The concentrated photovoltaic (CPV) market has been long on promise and short on results. But there have been a few hopeful signs of late.
Kleiner Perkins saw fit to invest $130 million into CPV systems vendor Amonix. And shortly after that fund raise, Cogentrix announced a 30-megawatt project with Amonix. That's easily the largest CPV project in the history of CPV.
SolFocus recently said that it would have 10 megawatts in the ground by the end of the year.
Concentrix Solar, German-based CPV vendor, funded by Good Energies and recently purchased by Soitec, just announced the opening of a U.S. office and a CEC listing.
And today we saw JDSU, the optical networking, laser and coatings expert, announce that they were entering the CPV market as a chip supplier. The firm has a market capitalization of $2.1 billion.
One of the chicken-and-egg problems that has long plagued CPV is the cost and supply of the triple-junction compound semiconductor solar cell that performs the actual photovoltaic conversion. The low-volume supply chain for these chips has depended on somewhat dysfunctional suppliers Emcore and Spectrolab. Emcore has a history of losing money, questionable management and flirting with entering the CPV system business. Spectrolab makes a quality product, but both of these firms, with a history of supplying the space and satellite market, have found the transition to commercial manufacturing a bit of a cultural stretch.
A few VC-funded startups -- Solar Junction, Cyrium and QuantaSol -- are aiming to provide chips to the system vendors. But the market remains relatively low volume and has not taken off like the flat solar panel market with its increasingly massive volumes and plunging prices.
We have long claimed that if the CPV market ever did start to take off, larger semiconductor vendors would take notice and follow with their III/V material chip entries. We had suggested that a fitting candidate could be an LED supplier, as a triple-junction solar cell is approximately a reverse LED. But JDSU's entry, with its distinctive optical pedigree in lasers from a long-ago acquisition of SDL, makes a certain amount of sense.
I spoke with Jan Gustav-Werthen, the Director of JDSU's photovoltaic group, about the announcement of their entering the CPV market. It's been a rather poorly kept secret in the CPV world, but at least it's official today. Werthen arrived at JDSU through the acquisition of his company, Photonic Power, which delivered power over fiber optics.
Werthen said, "We aim to be number-one cell supplier in the world.
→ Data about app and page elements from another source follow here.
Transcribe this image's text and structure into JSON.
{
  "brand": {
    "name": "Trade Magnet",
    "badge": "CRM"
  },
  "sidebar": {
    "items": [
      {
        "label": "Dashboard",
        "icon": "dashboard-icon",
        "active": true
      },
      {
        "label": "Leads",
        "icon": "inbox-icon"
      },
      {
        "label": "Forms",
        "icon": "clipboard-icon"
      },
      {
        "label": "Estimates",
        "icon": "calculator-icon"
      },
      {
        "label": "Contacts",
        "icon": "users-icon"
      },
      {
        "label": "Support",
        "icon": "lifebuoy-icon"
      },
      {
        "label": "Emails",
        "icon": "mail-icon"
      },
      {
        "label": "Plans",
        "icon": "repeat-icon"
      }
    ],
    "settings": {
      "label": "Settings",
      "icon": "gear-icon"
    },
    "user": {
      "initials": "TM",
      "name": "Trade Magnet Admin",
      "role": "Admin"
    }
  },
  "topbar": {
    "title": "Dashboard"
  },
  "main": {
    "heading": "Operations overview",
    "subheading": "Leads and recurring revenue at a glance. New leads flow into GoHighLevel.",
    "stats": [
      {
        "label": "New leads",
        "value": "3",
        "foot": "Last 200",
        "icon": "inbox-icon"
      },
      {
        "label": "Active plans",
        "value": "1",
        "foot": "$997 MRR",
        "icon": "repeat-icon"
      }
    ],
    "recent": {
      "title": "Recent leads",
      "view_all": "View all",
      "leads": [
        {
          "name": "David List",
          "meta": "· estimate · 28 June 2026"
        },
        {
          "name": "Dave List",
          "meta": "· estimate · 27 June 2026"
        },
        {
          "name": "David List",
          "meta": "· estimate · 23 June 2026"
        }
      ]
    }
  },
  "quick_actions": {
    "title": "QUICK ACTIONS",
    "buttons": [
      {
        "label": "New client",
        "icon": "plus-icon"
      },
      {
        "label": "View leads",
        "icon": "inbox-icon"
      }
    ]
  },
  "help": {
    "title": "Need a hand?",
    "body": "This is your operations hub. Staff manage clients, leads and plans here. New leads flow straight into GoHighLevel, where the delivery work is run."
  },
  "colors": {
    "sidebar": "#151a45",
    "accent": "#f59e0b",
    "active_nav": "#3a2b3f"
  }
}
If we didn't think we could be number one, we wouldn't enter the market." Werthen spoke of JDSU's "vast and deep" experience in III/V semiconductors and their internal capacity and strength in epitaxial growth for their lasers.
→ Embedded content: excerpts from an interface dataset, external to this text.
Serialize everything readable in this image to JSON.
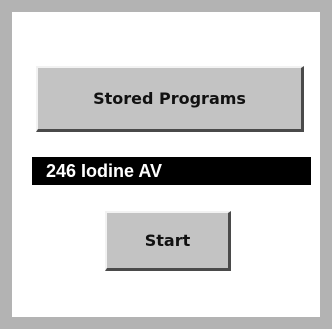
{
  "buttons": {
    "stored_programs_label": "Stored Programs",
    "start_label": "Start"
  },
  "program": {
    "selected_name": "246 Iodine AV"
  },
  "colors": {
    "frame": "#b3b3b3",
    "panel": "#ffffff",
    "button_face": "#c3c3c3",
    "program_bar": "#000000"
  }
}
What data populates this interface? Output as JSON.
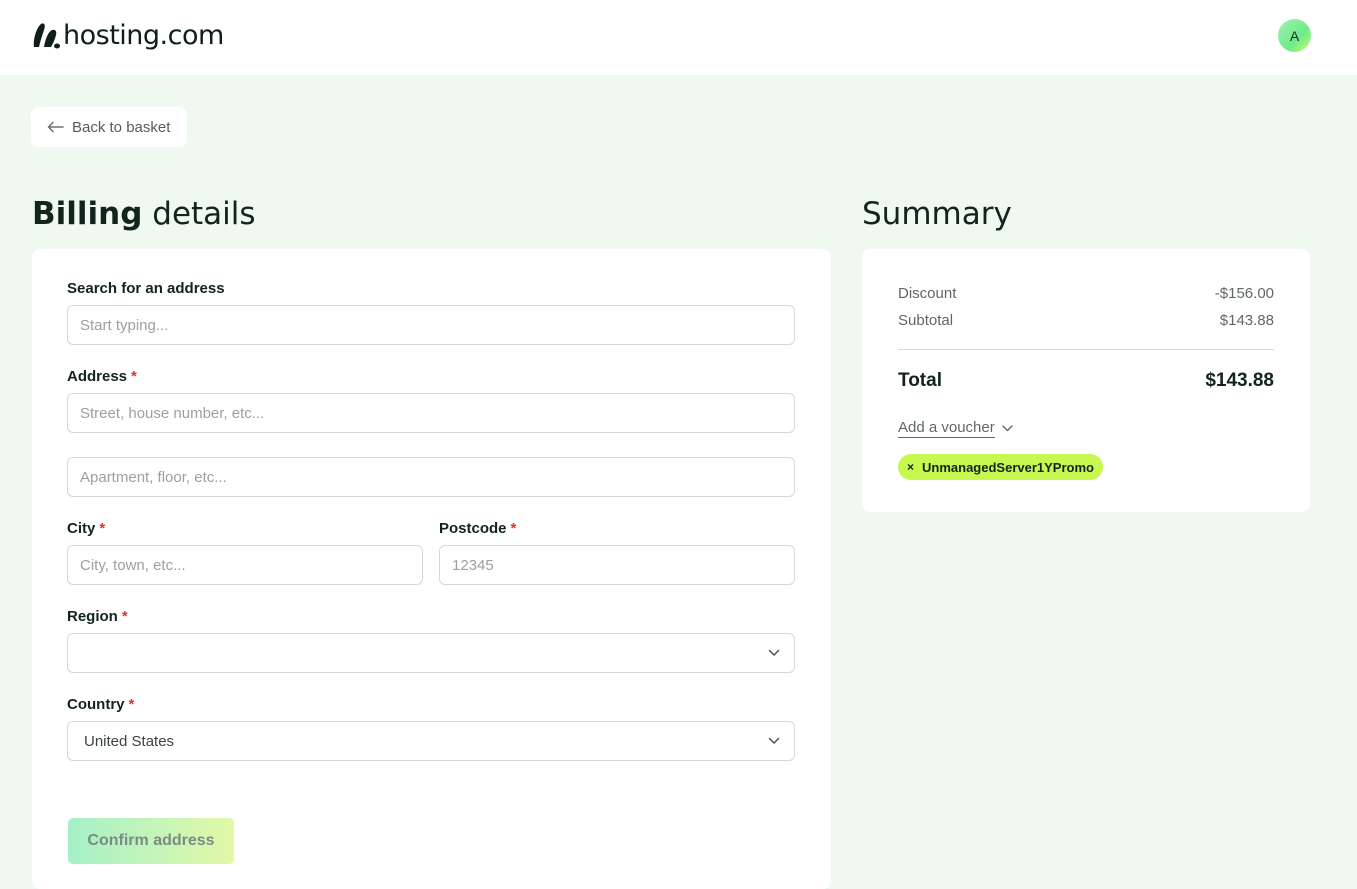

Werthen continued, "We're not going into this for fun or for the environment; this is a business decision."
Werthen expects that the CPV business "will be taking off in 2011 and 2012 and will be a substantial business by 2020." He foresees 30 percent module efficiency on the horizon, with cell efficiencies increasing at about one percent per year -- cell efficiencies eventually will be in the 50 percent range.
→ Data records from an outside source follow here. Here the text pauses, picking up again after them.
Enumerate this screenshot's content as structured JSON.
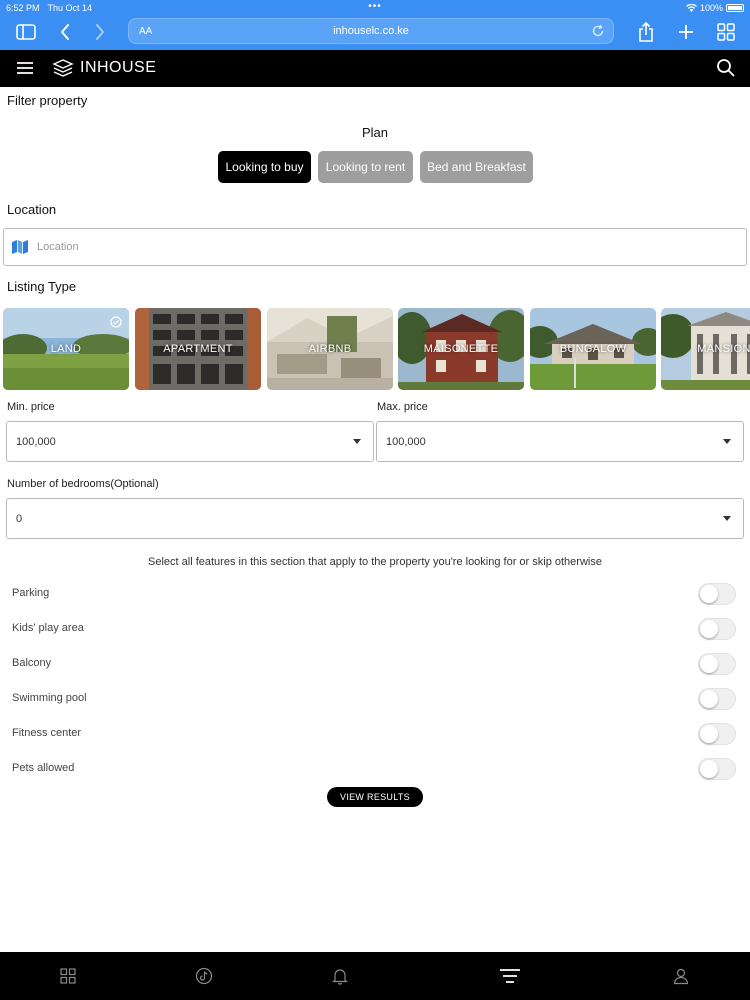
{
  "status_bar": {
    "time": "6:52 PM",
    "date": "Thu Oct 14",
    "battery": "100%"
  },
  "browser": {
    "url": "inhouselc.co.ke",
    "text_size_label": "AA"
  },
  "app": {
    "brand": "INHOUSE"
  },
  "filter": {
    "title": "Filter property",
    "plan_label": "Plan",
    "plan_options": [
      {
        "label": "Looking to buy",
        "selected": true
      },
      {
        "label": "Looking to rent",
        "selected": false
      },
      {
        "label": "Bed and Breakfast",
        "selected": false
      }
    ]
  },
  "location": {
    "title": "Location",
    "placeholder": "Location",
    "value": ""
  },
  "listing": {
    "title": "Listing Type",
    "types": [
      {
        "label": "LAND",
        "selected": true
      },
      {
        "label": "APARTMENT",
        "selected": false
      },
      {
        "label": "AIRBNB",
        "selected": false
      },
      {
        "label": "MAISONETTE",
        "selected": false
      },
      {
        "label": "BUNGALOW",
        "selected": false
      },
      {
        "label": "MANSION",
        "selected": false
      }
    ]
  },
  "price": {
    "min_label": "Min. price",
    "min_value": "100,000",
    "max_label": "Max. price",
    "max_value": "100,000"
  },
  "bedrooms": {
    "label": "Number of bedrooms(Optional)",
    "value": "0"
  },
  "features": {
    "note": "Select all features in this section that apply to the property you're looking for or skip otherwise",
    "items": [
      {
        "label": "Parking",
        "on": false
      },
      {
        "label": "Kids' play area",
        "on": false
      },
      {
        "label": "Balcony",
        "on": false
      },
      {
        "label": "Swimming pool",
        "on": false
      },
      {
        "label": "Fitness center",
        "on": false
      },
      {
        "label": "Pets allowed",
        "on": false
      }
    ]
  },
  "actions": {
    "view_results": "VIEW RESULTS"
  },
  "colors": {
    "browser_bar": "#3b8ff2",
    "selected_plan": "#000000",
    "unselected_plan": "#9e9e9e",
    "location_icon": "#2f7fd6"
  },
  "bottom_nav": [
    "grid-icon",
    "tiktok-icon",
    "bell-icon",
    "menu-lines-icon",
    "user-icon"
  ]
}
CPV makes sense in particular geographies and circumstances: high sun and low water. Werthen sees a day when "PV goes to where the sun is rather than where the money is" and when that happens -- "then CPV will really take off."
Cost remains the ruling fact of life in the solar market and it remains to be seen if Amonix and SolFocus, with the help of vendors like JDSU or Solar Junction, can keep up with the plunging cost of conventional solar.
It also remains to be seen if JDSU can help enable the CPV market with innovation or cost savings.